So unconventional was McCain’s choice that it left students of the presidency literally “stunned,” in the words of Joel Goldstein, a St. Louis University law professor and scholar of the vice presidency. “Being governor of a small state for less than two years is not consistent with the normal criteria for determining who’s of presidential caliber,” said Goldstein.
“I think she is the most inexperienced person on a major-party ticket in modern history,” said presidential historian Matthew Dallek.
Have these “scholars” been sleeping through the last year of so of Obama’s candidacy? The man has job-hopped a lot but, despite his busy resume, he doesn’t emerge with experience any more significant than Palin’s. More importantly, while he’s good at getting the position (law review, charity manager, state senator, etc.), once there, he vanishes and, instead, focuses only on his next resume building item.
Or maybe these “scholars” haven’t been sleeping at all, they’re just so blinded by partisanship, they don’t realize how stupid they sound. As to the partisanship, that’s not me talking, that’s the McCain campaign. Because respectable Left-leaning blogs are more honest than the MSM, Politico, in which the “scholar’s take” first appeared, updated it post with this statement from the McCain camp:

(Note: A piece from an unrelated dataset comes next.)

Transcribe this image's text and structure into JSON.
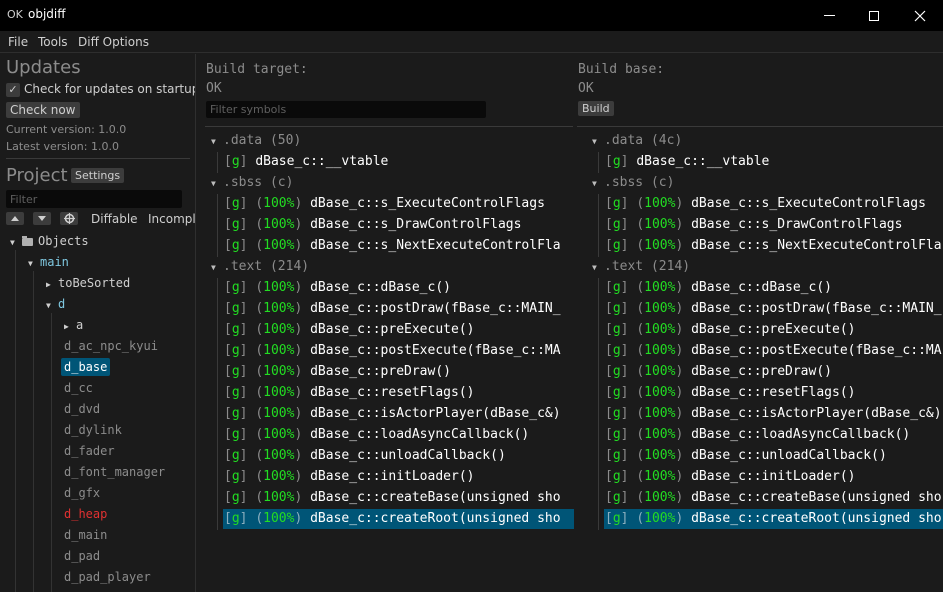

“The authors quote four scholars attacking Gov. Palin’s fitness for the office of vice president. Among them, David Kennedy is a maxed-out Obama donor, Joel Goldstein is also an Obama donor, and Doris Kearns Goodwin has donated exclusively to Democrats this cycle. Finally, Matthew Dallek is a former speech writer for Dick Gephardt. This is not a story about scholars questioning Gov. Palin’s credentials so much as partisan Democrats who would find a reason to disqualify or discount any nominee put forward by Sen. McCain.”